The United States has made its first commercial shipment of U.S. wheat to Cuba since it imposed an embargo on trade with the communist country nearly 40 years ago.

The shipment, which departed Houston Jan. 8, was the first installment of 70,000 metric tons of hard red winter wheat purchased by Cuban officials in the wake of Hurricane Michelle.

Wheat industry representatives from Kansas, Texas and Oklahoma attended a brief departure ceremony for the wheat. Henry Jo Von Tungeln, a wheat grower from Oklahoma, led the contingent.

Von Tungeln, chairman of U.S. Wheat Associates and the Wheat Export Trade Education Committee, and others from USW went to Havana 14 months ago as part of a continuing effort to assess Cuba's wheat needs and prepare the way for eventual commercial sales to the country.

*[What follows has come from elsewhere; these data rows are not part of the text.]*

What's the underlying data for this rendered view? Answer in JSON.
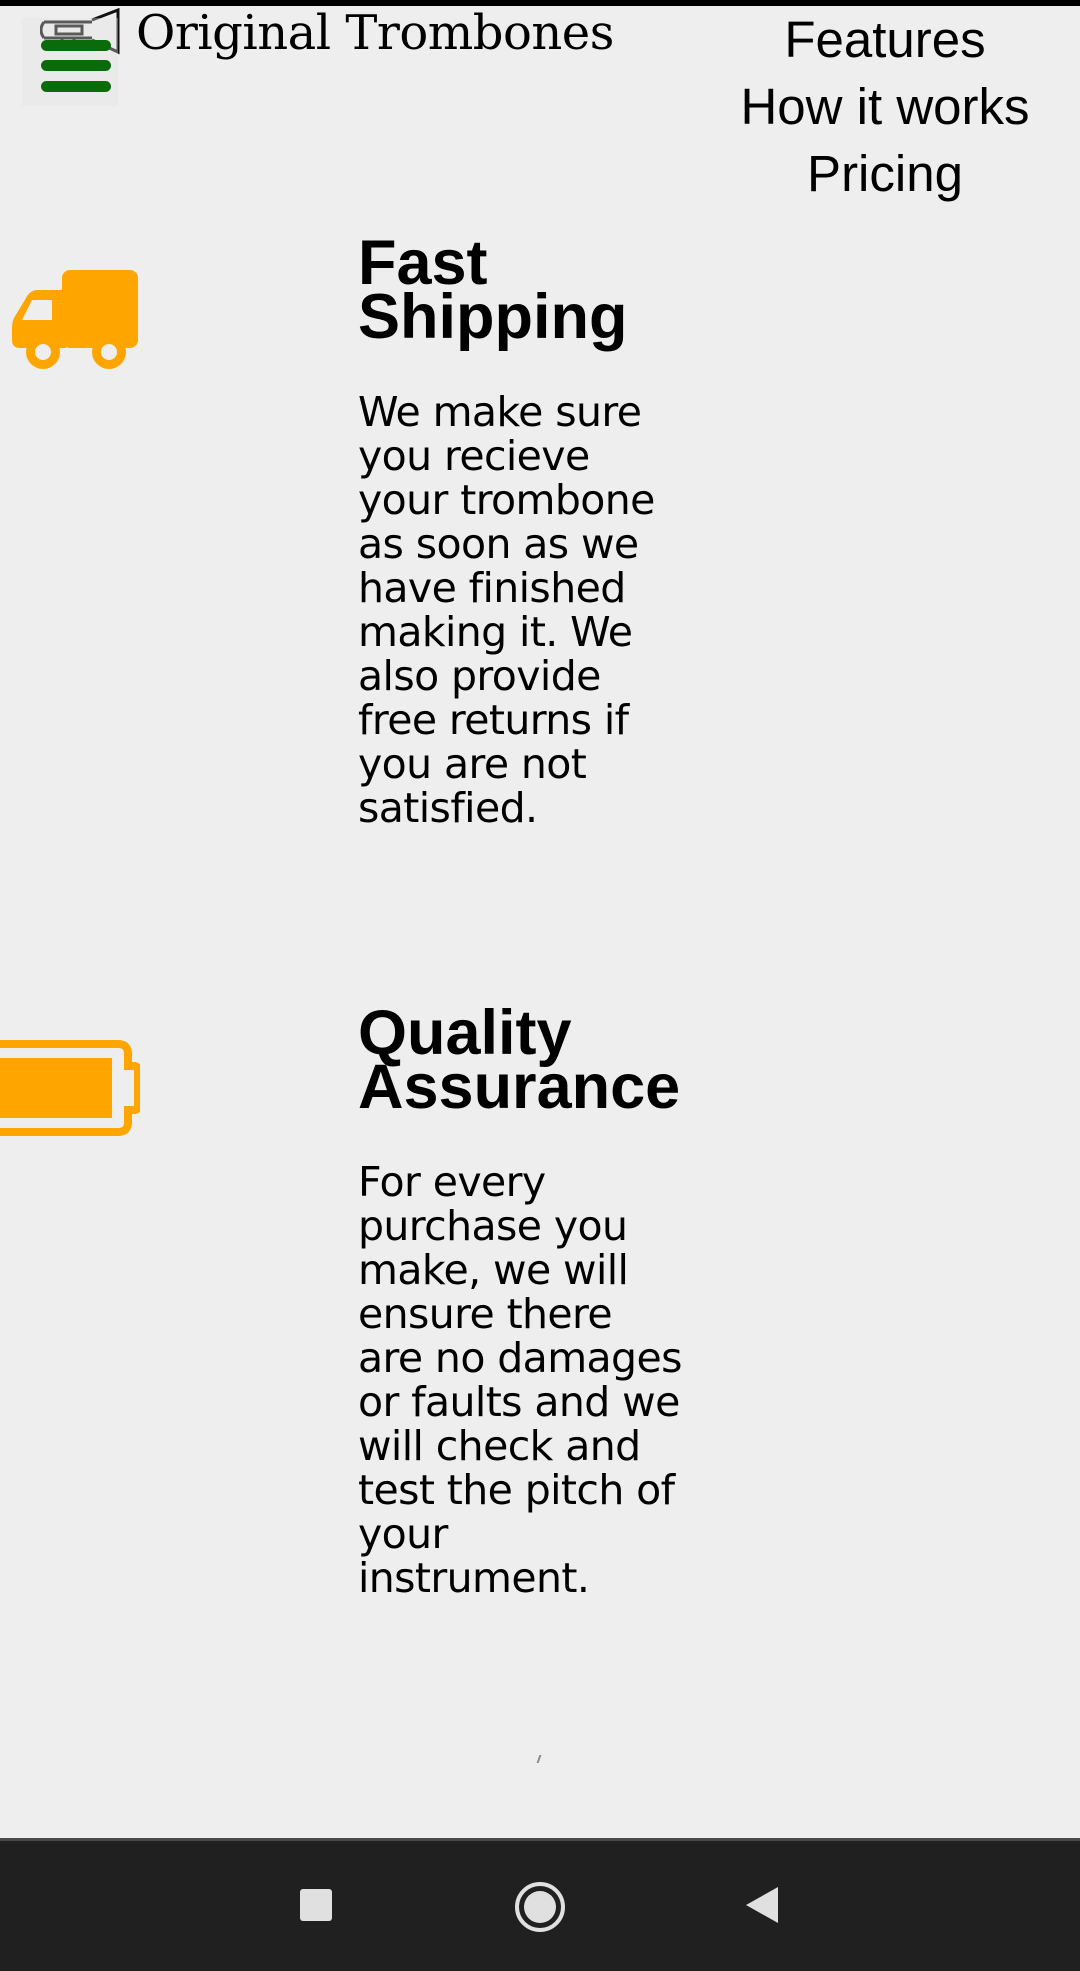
{
  "header": {
    "brand": "Original Trombones",
    "logo_icon": "trombone-icon",
    "menu_icon": "hamburger-menu-icon"
  },
  "nav": {
    "links": [
      "Features",
      "How it works",
      "Pricing"
    ]
  },
  "features": [
    {
      "icon": "truck-icon",
      "title": "Fast Shipping",
      "text": "We make sure you recieve your trombone as soon as we have finished making it. We also provide free returns if you are not satisfied."
    },
    {
      "icon": "battery-full-icon",
      "title": "Quality Assurance",
      "text": "For every purchase you make, we will ensure there are no damages or faults and we will check and test the pitch of your instrument."
    }
  ],
  "colors": {
    "accent": "#ffa500",
    "menu": "#0a6b0a",
    "background": "#eeeeee",
    "system_nav": "#202020"
  },
  "system_nav": {
    "buttons": [
      "recents-square-icon",
      "home-circle-icon",
      "back-triangle-icon"
    ]
  }
}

“I've been growing wheat since 1949. I do it because I love to work on the land, but also because I like the fact that my wheat is being turned into the bread that provides sustenance for so many people around the world,” Von Tungeln said. “It's past time that U.S. wheat should be made into bread for the children of Cuba.”

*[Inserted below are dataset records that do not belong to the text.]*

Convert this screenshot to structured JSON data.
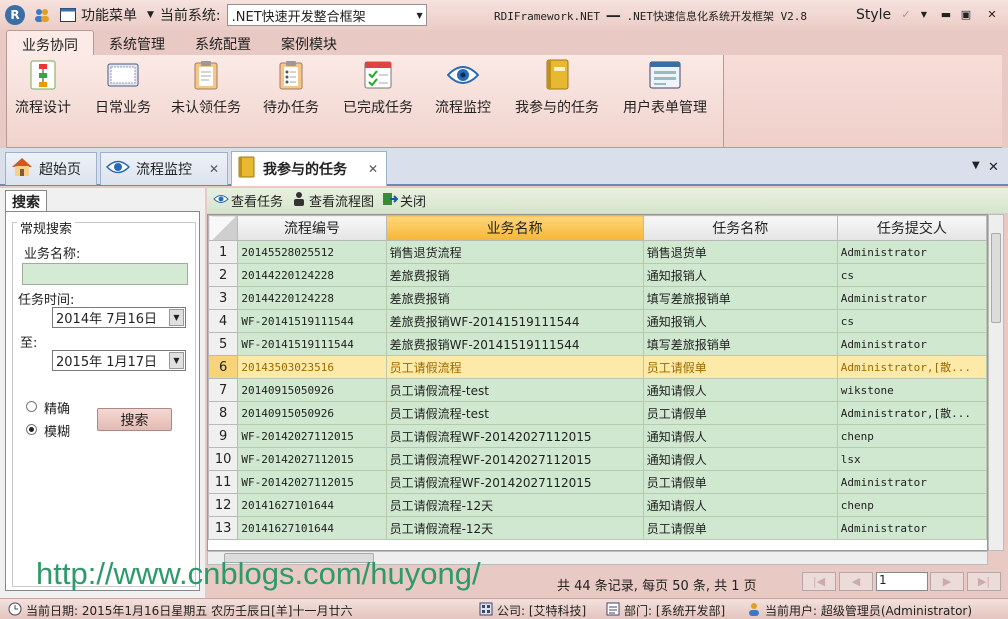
{
  "titlebar": {
    "logo": "R",
    "menu_label": "功能菜单",
    "current_system_label": "当前系统:",
    "current_system_value": ".NET快速开发整合框架",
    "app_title": "RDIFramework.NET ━━ .NET快速信息化系统开发框架 V2.8",
    "style_label": "Style"
  },
  "ribbon_tabs": [
    "业务协同",
    "系统管理",
    "系统配置",
    "案例模块"
  ],
  "ribbon_buttons": [
    {
      "label": "流程设计",
      "icon": "workflow-design-icon"
    },
    {
      "label": "日常业务",
      "icon": "daily-business-icon"
    },
    {
      "label": "未认领任务",
      "icon": "unclaimed-task-icon"
    },
    {
      "label": "待办任务",
      "icon": "todo-task-icon"
    },
    {
      "label": "已完成任务",
      "icon": "completed-task-icon"
    },
    {
      "label": "流程监控",
      "icon": "eye-icon"
    },
    {
      "label": "我参与的任务",
      "icon": "notebook-icon"
    },
    {
      "label": "用户表单管理",
      "icon": "form-window-icon"
    }
  ],
  "doc_tabs": [
    {
      "label": "超始页",
      "icon": "home-icon"
    },
    {
      "label": "流程监控",
      "icon": "eye-icon"
    },
    {
      "label": "我参与的任务",
      "icon": "notebook-icon"
    }
  ],
  "search": {
    "tab_label": "搜索",
    "group_label": "常规搜索",
    "business_name_label": "业务名称:",
    "business_name_value": "",
    "task_time_label": "任务时间:",
    "date_from": "2014年  7月16日",
    "to_label": "至:",
    "date_to": "2015年  1月17日",
    "exact_label": "精确",
    "fuzzy_label": "模糊",
    "search_button": "搜索"
  },
  "toolbar": {
    "view_task": "查看任务",
    "view_flowchart": "查看流程图",
    "close": "关闭"
  },
  "grid": {
    "columns": [
      "流程编号",
      "业务名称",
      "任务名称",
      "任务提交人"
    ],
    "selected_row": 6,
    "rows": [
      [
        "1",
        "20145528025512",
        "销售退货流程",
        "销售退货单",
        "Administrator"
      ],
      [
        "2",
        "20144220124228",
        "差旅费报销",
        "通知报销人",
        "cs"
      ],
      [
        "3",
        "20144220124228",
        "差旅费报销",
        "填写差旅报销单",
        "Administrator"
      ],
      [
        "4",
        "WF-20141519111544",
        "差旅费报销WF-20141519111544",
        "通知报销人",
        "cs"
      ],
      [
        "5",
        "WF-20141519111544",
        "差旅费报销WF-20141519111544",
        "填写差旅报销单",
        "Administrator"
      ],
      [
        "6",
        "20143503023516",
        "员工请假流程",
        "员工请假单",
        "Administrator,[散..."
      ],
      [
        "7",
        "20140915050926",
        "员工请假流程-test",
        "通知请假人",
        "wikstone"
      ],
      [
        "8",
        "20140915050926",
        "员工请假流程-test",
        "员工请假单",
        "Administrator,[散..."
      ],
      [
        "9",
        "WF-20142027112015",
        "员工请假流程WF-20142027112015",
        "通知请假人",
        "chenp"
      ],
      [
        "10",
        "WF-20142027112015",
        "员工请假流程WF-20142027112015",
        "通知请假人",
        "lsx"
      ],
      [
        "11",
        "WF-20142027112015",
        "员工请假流程WF-20142027112015",
        "员工请假单",
        "Administrator"
      ],
      [
        "12",
        "20141627101644",
        "员工请假流程-12天",
        "通知请假人",
        "chenp"
      ],
      [
        "13",
        "20141627101644",
        "员工请假流程-12天",
        "员工请假单",
        "Administrator"
      ]
    ]
  },
  "watermark": "http://www.cnblogs.com/huyong/",
  "pager": {
    "summary": "共 44 条记录, 每页 50 条, 共 1 页",
    "page_value": "1"
  },
  "statusbar": {
    "date": "当前日期: 2015年1月16日星期五 农历壬辰日[羊]十一月廿六",
    "company": "公司: [艾特科技]",
    "department": "部门: [系统开发部]",
    "user": "当前用户: 超级管理员(Administrator)"
  },
  "colors": {
    "accent": "#f5b637",
    "grid_row": "#cfe8cf",
    "selected_row": "#fde9a8",
    "ribbon": "#f1d3cd"
  }
}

Cuba purchased the wheat and other commodities in December in the wake of tremendous devastation caused by Hurricane Michelle, in order to meet the immediate humanitarian needs of the Cuban people.

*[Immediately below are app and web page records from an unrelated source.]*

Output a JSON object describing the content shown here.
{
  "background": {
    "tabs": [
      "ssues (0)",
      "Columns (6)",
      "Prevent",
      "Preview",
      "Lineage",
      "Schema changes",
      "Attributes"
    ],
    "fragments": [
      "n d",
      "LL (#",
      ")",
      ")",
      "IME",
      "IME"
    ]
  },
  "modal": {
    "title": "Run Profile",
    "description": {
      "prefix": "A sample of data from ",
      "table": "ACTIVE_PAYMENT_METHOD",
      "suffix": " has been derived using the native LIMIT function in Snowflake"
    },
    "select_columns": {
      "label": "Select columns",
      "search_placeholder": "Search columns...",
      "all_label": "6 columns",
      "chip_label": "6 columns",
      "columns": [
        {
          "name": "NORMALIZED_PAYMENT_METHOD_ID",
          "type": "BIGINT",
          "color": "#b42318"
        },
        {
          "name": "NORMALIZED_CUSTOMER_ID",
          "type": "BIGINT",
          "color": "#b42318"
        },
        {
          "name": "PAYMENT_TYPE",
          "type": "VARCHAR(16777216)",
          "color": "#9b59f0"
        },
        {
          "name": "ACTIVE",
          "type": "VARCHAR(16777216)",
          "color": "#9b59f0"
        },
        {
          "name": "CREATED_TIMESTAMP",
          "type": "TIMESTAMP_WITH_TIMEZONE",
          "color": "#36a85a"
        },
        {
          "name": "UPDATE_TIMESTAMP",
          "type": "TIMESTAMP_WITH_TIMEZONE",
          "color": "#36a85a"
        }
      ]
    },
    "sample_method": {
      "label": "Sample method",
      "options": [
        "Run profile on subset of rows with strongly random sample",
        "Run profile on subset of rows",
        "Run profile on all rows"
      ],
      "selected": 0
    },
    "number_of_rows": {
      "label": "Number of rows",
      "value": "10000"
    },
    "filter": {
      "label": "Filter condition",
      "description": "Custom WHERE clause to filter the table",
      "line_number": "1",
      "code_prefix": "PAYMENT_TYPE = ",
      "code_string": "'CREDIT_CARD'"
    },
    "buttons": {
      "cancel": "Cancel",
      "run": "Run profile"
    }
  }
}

“It is fantastic that we are able to help when it counts the most,” said Von Tungeln. “And while we are very glad about the sale, we are sorry that it had to come as a result of such a terrible natural disaster.

“This is not the first time that young Cubans will be eating bread made with U.S. wheat,” he said. “But the sale represents another step forward.”

The commercial sales follow two small humanitarian donations made by U.S. wheat groups in 1998, when they privately donated wheat that was ground into flour and provided to CARITAS, the Catholic relief organization, for bread distribution to needy Cuban families.

The president of the National Association of Wheat Growers also applauded the commitment of farmers to opening the Cuban market. “A great deal of hard work from many dedicated people contributed to this shipment,” said Dusty Tallman, a wheat grower from Colorado.

“U.S. wheat producers are extremely proud to play their part in this historic event.”

Wheat industry officials warn that, notwithstanding the recent purchases, current U.S. government rules and regulations on Cuba trade are extremely restrictive, and put a severe damper on future prospects unless those restrictions are eliminated.

For the day, however, Von Tungeln was delighted at the recent evolution of trade relations with Cuba. “This shipment is proof that trade can resume,” he said.